Bill to allow motorcycle ‘lane splitting’ once again moving in Oregon’s Legislature

By Dirk VanderHart (OPB)
March 21, 2023 11:12 p.m.

Lawmakers passed a bill in 2021 to let motorcyclists ride between lanes of congested traffic, but it was vetoed.

Oregon lawmakers are taking another crack at letting motorcyclists travel between lanes in slow or stopped traffic, two years after then-Gov. Kate Brown unexpectedly vetoed a similar bill.

Senate Bill 422 passed the 30-member Senate on Tuesday with a 27-2 vote. It now heads to the House, where representatives in both parties have signed on as sponsors.

The Oregon House of Representatives convenes on inauguration day at the Capitol in Salem, Ore., Jan. 9, 2023.

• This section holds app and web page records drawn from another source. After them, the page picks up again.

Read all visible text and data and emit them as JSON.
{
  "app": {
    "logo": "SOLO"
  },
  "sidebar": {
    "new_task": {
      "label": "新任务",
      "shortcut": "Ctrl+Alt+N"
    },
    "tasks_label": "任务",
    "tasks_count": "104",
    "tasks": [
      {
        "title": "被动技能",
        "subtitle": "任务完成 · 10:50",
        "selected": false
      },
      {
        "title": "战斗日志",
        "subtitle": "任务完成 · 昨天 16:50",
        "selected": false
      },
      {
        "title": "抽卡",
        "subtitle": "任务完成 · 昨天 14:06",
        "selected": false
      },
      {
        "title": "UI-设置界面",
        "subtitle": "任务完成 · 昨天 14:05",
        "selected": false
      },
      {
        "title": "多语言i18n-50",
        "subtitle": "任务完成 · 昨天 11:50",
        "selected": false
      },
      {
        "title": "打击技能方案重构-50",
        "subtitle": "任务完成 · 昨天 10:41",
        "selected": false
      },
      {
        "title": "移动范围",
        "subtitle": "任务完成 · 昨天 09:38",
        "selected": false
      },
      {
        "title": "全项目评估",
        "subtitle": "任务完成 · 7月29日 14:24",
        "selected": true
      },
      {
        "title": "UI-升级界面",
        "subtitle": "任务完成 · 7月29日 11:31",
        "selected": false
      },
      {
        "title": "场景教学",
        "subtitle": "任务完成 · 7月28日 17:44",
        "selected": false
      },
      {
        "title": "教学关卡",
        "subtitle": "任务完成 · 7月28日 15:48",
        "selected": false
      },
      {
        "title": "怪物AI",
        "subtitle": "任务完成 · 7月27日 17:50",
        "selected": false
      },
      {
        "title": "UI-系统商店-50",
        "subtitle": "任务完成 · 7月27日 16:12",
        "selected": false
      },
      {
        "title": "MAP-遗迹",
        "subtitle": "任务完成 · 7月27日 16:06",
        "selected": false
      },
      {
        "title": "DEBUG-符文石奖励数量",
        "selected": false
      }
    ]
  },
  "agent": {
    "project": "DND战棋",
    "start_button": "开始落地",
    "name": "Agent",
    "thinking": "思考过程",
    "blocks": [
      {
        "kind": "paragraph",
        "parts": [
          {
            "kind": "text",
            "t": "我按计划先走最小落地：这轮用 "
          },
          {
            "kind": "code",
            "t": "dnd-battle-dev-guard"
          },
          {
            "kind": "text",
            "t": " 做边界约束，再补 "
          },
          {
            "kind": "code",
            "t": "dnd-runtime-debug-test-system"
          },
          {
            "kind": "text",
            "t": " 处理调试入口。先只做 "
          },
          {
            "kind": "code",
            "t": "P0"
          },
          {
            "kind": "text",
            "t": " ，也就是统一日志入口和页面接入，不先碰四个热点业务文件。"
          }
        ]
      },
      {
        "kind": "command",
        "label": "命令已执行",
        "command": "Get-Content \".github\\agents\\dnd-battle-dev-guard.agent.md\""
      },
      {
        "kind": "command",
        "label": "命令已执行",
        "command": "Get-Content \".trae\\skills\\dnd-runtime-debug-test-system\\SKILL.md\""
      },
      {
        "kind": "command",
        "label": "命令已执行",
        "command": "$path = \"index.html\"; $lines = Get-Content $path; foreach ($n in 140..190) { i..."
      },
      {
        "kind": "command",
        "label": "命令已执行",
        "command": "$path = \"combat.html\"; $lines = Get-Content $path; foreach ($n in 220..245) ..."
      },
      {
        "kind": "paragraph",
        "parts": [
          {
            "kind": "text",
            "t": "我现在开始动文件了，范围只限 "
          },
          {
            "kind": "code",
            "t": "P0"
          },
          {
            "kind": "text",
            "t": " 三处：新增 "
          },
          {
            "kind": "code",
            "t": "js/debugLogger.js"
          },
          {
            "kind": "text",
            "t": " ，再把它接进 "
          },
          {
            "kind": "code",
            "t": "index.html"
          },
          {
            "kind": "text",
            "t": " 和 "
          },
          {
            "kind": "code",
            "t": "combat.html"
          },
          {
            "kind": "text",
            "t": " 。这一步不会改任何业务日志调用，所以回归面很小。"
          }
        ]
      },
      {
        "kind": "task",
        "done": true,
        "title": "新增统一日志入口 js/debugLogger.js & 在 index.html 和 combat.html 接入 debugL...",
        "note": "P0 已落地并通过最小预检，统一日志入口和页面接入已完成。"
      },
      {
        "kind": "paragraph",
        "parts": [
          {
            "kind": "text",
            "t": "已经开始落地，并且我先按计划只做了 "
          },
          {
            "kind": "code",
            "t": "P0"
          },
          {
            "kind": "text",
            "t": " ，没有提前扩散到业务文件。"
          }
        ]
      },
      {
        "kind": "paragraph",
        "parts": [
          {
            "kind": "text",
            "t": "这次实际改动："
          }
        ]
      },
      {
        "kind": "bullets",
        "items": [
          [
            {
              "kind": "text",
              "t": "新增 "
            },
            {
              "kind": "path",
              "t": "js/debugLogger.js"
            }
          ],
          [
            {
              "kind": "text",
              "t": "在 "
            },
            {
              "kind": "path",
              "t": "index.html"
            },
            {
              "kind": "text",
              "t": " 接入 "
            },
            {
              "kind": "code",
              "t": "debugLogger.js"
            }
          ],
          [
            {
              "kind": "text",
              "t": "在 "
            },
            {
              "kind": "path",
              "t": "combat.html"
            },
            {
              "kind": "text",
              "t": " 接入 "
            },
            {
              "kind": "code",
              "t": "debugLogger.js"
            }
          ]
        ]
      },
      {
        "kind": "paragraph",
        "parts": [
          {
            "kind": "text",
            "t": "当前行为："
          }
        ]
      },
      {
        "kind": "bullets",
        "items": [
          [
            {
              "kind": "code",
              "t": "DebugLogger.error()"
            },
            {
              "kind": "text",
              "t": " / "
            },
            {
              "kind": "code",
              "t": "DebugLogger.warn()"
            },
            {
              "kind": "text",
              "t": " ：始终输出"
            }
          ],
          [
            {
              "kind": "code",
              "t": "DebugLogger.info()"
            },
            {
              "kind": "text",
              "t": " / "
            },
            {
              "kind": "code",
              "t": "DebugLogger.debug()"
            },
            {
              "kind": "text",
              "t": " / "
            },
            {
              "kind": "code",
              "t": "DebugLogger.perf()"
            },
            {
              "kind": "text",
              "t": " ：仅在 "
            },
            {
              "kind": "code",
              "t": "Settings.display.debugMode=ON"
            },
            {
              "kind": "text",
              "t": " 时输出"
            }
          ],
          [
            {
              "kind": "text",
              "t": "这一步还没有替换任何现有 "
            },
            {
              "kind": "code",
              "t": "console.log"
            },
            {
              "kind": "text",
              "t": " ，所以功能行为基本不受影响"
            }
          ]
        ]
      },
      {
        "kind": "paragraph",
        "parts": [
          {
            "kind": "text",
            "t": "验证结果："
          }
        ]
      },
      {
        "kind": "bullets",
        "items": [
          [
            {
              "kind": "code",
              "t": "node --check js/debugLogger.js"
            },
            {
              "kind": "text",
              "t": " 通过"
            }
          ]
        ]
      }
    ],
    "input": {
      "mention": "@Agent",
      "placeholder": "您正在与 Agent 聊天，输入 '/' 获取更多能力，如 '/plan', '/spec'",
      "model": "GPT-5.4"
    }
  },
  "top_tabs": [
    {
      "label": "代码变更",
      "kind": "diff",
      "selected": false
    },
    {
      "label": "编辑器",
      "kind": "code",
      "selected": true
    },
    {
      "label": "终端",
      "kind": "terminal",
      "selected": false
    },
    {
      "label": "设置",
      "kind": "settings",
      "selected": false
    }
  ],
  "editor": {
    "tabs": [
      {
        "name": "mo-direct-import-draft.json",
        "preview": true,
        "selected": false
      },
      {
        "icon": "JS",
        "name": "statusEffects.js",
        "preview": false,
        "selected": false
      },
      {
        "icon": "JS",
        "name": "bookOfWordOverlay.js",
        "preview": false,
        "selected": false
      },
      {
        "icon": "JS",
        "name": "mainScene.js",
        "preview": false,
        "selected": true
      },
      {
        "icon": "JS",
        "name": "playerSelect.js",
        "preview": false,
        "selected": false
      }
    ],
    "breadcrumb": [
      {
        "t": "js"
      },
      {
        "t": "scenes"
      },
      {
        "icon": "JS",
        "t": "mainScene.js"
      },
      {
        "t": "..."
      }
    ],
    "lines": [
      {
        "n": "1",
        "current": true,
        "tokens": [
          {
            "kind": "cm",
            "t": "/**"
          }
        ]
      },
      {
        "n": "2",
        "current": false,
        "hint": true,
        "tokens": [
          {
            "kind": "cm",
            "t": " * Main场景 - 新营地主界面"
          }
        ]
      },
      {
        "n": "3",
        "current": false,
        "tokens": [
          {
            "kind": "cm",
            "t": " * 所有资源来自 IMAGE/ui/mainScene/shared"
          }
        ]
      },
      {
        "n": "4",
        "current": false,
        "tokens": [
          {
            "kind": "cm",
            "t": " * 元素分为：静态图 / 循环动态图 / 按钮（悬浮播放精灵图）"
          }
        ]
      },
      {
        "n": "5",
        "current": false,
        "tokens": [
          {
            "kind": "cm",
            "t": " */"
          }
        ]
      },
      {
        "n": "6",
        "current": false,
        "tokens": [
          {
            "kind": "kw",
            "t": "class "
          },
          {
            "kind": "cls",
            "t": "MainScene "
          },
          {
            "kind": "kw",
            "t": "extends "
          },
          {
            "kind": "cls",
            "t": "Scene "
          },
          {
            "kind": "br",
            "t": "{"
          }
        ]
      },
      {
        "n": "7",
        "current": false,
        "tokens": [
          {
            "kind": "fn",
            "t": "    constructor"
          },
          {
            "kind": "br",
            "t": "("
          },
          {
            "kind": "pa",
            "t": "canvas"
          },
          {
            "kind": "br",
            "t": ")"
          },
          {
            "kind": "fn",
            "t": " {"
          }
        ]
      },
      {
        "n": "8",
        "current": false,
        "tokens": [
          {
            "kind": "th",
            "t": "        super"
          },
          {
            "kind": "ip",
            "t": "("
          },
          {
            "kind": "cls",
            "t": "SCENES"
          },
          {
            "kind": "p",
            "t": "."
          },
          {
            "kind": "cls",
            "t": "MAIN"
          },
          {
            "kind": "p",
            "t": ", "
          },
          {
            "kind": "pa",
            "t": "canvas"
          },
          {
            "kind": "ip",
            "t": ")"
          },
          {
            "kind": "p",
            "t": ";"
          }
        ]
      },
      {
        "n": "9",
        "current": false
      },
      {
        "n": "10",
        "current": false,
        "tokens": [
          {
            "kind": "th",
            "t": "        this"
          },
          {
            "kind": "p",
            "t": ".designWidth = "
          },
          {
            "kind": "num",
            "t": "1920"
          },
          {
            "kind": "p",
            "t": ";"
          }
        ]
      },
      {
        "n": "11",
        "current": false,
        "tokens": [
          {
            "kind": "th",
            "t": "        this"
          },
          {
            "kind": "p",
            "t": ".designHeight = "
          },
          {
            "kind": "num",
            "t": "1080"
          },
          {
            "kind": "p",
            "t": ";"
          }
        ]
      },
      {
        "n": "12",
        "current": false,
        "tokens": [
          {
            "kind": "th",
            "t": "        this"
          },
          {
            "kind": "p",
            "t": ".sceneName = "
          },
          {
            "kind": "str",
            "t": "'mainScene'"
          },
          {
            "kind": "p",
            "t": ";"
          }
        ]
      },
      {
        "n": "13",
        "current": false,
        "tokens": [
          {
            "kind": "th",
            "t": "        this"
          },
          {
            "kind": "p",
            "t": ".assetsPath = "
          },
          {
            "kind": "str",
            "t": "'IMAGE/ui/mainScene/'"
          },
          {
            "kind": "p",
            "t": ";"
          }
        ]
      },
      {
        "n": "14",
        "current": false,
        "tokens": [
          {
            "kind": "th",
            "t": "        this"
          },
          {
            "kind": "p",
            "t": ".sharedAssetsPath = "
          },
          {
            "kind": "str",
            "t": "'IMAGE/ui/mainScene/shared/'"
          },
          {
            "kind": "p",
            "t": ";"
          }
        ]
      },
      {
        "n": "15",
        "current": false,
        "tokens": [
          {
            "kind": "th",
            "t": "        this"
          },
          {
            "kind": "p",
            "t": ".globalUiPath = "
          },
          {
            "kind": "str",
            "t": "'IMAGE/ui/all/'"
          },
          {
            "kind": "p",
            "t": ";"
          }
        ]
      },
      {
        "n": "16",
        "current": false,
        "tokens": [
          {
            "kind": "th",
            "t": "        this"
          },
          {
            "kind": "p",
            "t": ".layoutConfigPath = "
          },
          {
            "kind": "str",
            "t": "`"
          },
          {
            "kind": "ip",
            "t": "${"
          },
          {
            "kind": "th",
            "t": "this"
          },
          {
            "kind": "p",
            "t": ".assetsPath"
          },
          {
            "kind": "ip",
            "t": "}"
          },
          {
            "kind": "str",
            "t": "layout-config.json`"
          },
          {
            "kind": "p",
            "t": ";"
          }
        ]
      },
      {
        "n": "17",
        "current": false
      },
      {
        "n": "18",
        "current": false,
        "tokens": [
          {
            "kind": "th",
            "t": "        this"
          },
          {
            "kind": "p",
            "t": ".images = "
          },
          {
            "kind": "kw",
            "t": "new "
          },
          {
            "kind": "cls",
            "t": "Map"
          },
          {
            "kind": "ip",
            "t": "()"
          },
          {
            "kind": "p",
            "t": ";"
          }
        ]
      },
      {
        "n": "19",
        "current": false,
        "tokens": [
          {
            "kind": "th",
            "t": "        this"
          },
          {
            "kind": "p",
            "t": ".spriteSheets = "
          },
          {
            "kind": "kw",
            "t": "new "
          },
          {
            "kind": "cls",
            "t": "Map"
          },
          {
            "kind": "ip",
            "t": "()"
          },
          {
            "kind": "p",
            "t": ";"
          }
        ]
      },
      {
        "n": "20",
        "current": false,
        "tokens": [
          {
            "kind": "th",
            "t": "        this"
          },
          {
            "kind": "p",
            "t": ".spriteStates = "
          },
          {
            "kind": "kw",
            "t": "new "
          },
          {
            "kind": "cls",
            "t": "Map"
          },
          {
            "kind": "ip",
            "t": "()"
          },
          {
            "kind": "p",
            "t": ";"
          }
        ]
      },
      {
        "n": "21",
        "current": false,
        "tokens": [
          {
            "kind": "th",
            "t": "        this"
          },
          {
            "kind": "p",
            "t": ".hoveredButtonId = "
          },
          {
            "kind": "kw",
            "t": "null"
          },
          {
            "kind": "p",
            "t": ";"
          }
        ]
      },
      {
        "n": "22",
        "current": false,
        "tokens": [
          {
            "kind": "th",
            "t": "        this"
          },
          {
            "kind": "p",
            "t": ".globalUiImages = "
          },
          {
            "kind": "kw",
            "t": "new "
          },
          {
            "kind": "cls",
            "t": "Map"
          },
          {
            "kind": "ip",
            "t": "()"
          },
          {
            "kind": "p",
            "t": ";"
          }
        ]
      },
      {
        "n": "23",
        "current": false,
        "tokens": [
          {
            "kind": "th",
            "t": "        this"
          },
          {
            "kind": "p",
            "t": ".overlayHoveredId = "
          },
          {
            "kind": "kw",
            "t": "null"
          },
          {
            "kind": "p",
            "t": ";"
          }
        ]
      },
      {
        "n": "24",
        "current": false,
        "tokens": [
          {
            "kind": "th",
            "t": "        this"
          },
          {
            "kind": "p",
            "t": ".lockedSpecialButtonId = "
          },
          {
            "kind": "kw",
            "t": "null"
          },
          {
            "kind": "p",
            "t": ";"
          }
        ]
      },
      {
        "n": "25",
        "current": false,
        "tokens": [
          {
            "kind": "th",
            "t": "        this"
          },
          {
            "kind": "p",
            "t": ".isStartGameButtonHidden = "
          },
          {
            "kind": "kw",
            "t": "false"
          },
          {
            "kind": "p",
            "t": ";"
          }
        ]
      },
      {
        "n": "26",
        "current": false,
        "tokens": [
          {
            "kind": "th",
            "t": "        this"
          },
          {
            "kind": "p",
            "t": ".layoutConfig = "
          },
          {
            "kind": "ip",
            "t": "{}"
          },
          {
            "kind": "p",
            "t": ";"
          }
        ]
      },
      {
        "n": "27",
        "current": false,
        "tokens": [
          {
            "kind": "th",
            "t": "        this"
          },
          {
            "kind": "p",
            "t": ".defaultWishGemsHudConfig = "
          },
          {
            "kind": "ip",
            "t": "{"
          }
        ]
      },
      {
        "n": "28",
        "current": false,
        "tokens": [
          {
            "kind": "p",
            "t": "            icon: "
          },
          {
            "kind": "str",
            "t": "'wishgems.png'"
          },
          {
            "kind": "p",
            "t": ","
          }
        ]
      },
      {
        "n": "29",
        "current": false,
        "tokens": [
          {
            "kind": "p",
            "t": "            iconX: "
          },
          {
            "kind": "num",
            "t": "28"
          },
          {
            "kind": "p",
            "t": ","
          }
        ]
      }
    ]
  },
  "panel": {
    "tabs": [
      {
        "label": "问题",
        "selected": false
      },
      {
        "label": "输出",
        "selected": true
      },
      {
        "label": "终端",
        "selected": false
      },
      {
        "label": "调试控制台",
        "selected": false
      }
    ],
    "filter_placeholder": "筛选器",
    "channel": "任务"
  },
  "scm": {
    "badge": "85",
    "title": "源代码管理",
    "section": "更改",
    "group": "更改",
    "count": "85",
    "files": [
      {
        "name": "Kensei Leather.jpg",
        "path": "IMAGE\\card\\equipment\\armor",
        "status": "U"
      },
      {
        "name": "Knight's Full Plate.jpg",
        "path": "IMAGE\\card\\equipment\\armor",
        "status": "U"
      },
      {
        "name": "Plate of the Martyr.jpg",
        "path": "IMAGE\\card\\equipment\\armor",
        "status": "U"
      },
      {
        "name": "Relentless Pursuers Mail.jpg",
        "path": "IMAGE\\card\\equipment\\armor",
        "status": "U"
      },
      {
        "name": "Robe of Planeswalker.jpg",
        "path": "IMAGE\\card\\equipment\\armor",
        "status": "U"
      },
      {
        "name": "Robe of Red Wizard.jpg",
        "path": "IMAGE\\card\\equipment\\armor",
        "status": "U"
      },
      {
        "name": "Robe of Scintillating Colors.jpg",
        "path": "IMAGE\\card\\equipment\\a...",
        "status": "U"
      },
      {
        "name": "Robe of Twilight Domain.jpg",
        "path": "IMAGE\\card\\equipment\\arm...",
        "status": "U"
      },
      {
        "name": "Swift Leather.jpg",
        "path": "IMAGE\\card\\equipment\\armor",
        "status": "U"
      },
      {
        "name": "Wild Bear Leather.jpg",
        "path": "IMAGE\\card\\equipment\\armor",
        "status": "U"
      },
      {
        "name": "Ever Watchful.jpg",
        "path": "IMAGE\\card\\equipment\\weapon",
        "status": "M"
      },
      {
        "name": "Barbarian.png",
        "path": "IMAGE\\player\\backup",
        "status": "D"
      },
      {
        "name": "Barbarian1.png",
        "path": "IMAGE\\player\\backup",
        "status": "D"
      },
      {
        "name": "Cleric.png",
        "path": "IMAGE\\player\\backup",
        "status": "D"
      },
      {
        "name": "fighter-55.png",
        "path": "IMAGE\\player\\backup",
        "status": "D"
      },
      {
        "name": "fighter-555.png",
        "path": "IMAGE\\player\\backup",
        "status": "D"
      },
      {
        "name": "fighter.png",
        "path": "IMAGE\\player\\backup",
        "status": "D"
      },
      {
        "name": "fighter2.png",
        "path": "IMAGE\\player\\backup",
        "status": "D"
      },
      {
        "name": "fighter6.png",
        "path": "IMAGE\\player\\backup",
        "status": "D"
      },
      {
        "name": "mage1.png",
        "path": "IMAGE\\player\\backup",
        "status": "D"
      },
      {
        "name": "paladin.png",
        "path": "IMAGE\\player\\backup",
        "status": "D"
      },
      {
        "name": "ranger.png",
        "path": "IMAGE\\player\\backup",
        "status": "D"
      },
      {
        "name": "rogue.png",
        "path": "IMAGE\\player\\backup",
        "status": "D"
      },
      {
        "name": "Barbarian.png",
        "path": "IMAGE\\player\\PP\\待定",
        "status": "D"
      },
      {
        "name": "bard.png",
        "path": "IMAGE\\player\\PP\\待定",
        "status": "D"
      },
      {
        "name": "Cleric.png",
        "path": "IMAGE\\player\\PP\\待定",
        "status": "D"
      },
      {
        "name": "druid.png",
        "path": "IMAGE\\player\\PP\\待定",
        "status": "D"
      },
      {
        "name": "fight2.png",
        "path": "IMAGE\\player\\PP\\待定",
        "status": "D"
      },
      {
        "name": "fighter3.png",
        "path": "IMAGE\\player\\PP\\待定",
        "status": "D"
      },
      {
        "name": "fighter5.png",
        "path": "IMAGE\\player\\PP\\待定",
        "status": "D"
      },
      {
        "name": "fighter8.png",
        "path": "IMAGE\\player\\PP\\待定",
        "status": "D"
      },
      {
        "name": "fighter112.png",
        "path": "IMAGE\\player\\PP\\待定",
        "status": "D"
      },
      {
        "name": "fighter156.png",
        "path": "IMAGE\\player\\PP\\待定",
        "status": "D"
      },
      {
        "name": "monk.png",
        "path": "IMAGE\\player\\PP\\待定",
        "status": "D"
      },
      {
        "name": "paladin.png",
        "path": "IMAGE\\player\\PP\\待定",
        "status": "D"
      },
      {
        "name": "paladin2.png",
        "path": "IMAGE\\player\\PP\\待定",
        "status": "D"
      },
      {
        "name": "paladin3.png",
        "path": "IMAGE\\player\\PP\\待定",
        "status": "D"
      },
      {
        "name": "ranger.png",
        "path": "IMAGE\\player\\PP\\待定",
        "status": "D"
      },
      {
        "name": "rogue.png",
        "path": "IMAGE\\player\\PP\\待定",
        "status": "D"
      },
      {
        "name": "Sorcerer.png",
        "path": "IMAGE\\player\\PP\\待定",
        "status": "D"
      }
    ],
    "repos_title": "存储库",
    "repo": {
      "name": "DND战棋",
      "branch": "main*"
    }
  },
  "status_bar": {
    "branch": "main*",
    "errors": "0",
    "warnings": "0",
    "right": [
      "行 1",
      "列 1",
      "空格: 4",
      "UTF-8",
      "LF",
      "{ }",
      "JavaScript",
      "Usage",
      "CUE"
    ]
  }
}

The Oregon House of Representatives convenes on inauguration day at the Capitol in Salem, Ore., Jan. 9, 2023.

Kristyna Wentz-Graff / OPB

Under the bill, motorcyclists would be able to travel between lanes on multi-lane highways with a speed limit of at least 50 mph, but only when traffic has slowed to 10 mph or less. Motorcyclists riding between cars could travel no more than 10 mph faster than the flow of traffic.

The idea has been pushed consistently by motorcyclists, who argue the policy can improve traffic congestion and leaves them less vulnerable to being rear-ended by inattentive drivers. As they did two years ago, the bill’s proponents flooded the Senate Judiciary Committee with testimony supporting the idea.

“Perhaps one of the more dangerous situations for any on-highway motorcyclist is being caught in congested traffic, where stop-and-go vehicles, distracted and inattentive vehicle operators and environmental conditions pose an increased risk of physical contact with another vehicle or hazard,” Nicholas Haris, a representative for the American Motorcyclist Association, wrote in a letter to lawmakers. “Even minor contact under such conditions can be disastrous for motorcyclists.”


If the bill makes it through the Senate and receives gubernatorial approval, Oregon would join at least four other western states in endorsing some form of the practice, which is known as lane splitting, lane sharing or lane filtering, depending on the exact details of the behavior allowed.

California currently allows lane splitting under different circumstances than Oregon’s proposed law, as does Montana. Utah allows a similar concept when traffic is stopped at an intersection, a law advocates argue has helped reduce deaths. A policy in Arizona took effect in September.

Washington does not allow the practice, though is considering legislation that could change that. One frequently cited study from the University of California Berkeley concluded that lane splitting can be safe under certain conditions.

SB 422 prompted virtually no debate on the Senate floor on Tuesday – just a tongue-in-cheek comment from Sen. David Brock Smith, R-Port Orford. A motorcyclist himself, Brock Smith jokingly requested an amendment “that we send all the endorsed motorcycle riders, if this bill were to pass, an organ-donor card.”

While Brock Smith voted in favor of the bill, concerns that allowing motorcyclists to split lanes would make traffic less safe have hampered the proposal in the past.

In announcing her decision to veto the idea in 2021, Brown wrote to lawmakers that “many stakeholders, including law enforcement agencies and members of the public, remain concerned that lane filtering is unsafe for both the motorcyclists and the drivers sharing the road, due to the serious injuries and death that commonly result from motorcycle-involved accidents.”

Brown’s decision was informed in part by the Oregon Transportation Safety Committee, an advisory body that worried about allowing motorcyclists to ride in the blind spots of other drivers.

In order to address safety concerns, lawmakers this year included a provision to the lane-splitting bill that would make violating the law’s provisions a class A violation, punishable by up to a $2,000 fine. The offense of unlawful passing on a motorcycle or moped is currently a class B violation that can carry a maximum $1,000 penalty. “That was done to make it more likely that people will follow the law,” said Sen. Michael Dembrow, D-Portland, a chief sponsor of the bill. “What we’re doing here in making this legal is not saying that we support violation of the law. We say we support lane filtering as long as you follow the law.”

There’s at least one indication that a gubernatorial veto might not be in the cards this year. In 2021, then-House Speaker Tina Kotek – now the state’s governor – voted in favor of the proposal.